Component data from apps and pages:
*** Block opens ***

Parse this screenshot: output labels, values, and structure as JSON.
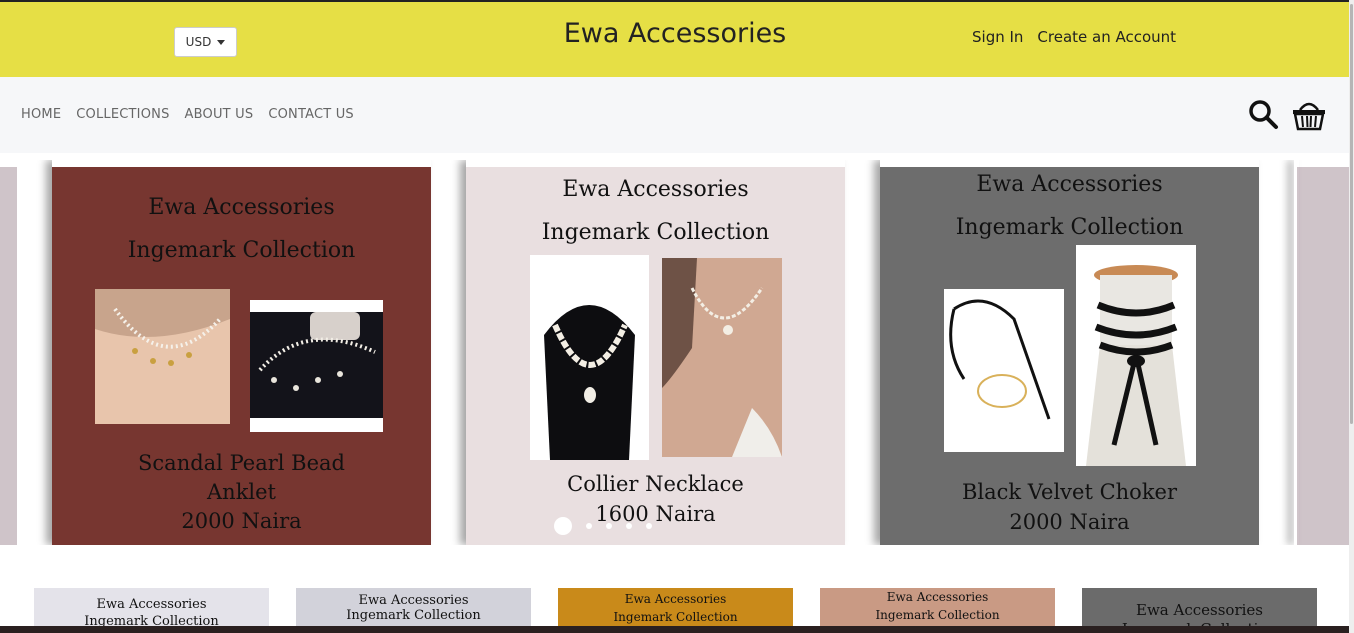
{
  "header": {
    "currency": "USD",
    "brand": "Ewa Accessories",
    "sign_in": "Sign In",
    "create_account": "Create an Account"
  },
  "nav": {
    "items": [
      "HOME",
      "COLLECTIONS",
      "ABOUT US",
      "CONTACT US"
    ]
  },
  "colors": {
    "header_bg": "#e6df45",
    "nav_bg": "#f6f7f9",
    "slide1_bg": "#773630",
    "slide2_bg": "#e9dfe0",
    "slide3_bg": "#6d6d6d"
  },
  "slides": [
    {
      "brand": "Ewa Accessories",
      "collection": "Ingemark Collection",
      "name_line1": "Scandal Pearl Bead",
      "name_line2": "Anklet",
      "price": "2000 Naira"
    },
    {
      "brand": "Ewa Accessories",
      "collection": "Ingemark Collection",
      "name_line1": "Collier Necklace",
      "price": "1600 Naira"
    },
    {
      "brand": "Ewa Accessories",
      "collection": "Ingemark Collection",
      "name_line1": "Black Velvet Choker",
      "price": "2000 Naira"
    }
  ],
  "slider_dots": {
    "count": 5,
    "active": 1
  },
  "thumbnails": [
    {
      "line1": "Ewa Accessories",
      "line2": "Ingemark Collection",
      "bg": "#e4e3ea"
    },
    {
      "line1": "Ewa Accessories",
      "line2": "Ingemark Collection",
      "bg": "#d2d2da"
    },
    {
      "line1": "Ewa Accessories",
      "line2": "Ingemark Collection",
      "bg": "#c98a1a"
    },
    {
      "line1": "Ewa Accessories",
      "line2": "Ingemark Collection",
      "bg": "#c99a84"
    },
    {
      "line1": "Ewa Accessories",
      "line2": "Ingemark Collection",
      "bg": "#6b6b6b"
    }
  ],
  "icons": {
    "search": "search-icon",
    "cart": "basket-icon",
    "currency_caret": "caret-down-icon"
  }
}
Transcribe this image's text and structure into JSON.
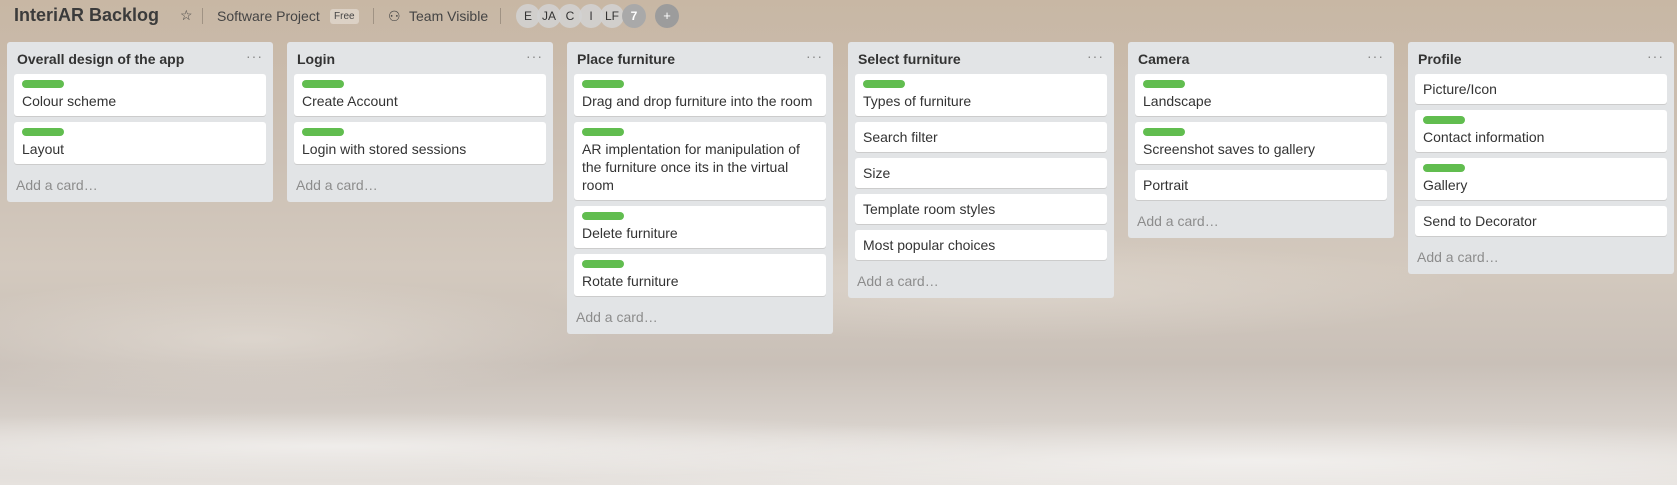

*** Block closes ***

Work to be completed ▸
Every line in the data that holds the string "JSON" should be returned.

Result ▸
Parse this screenshot: output labels, values, and structure as JSON.
Transcribe this image's text and structure into JSON.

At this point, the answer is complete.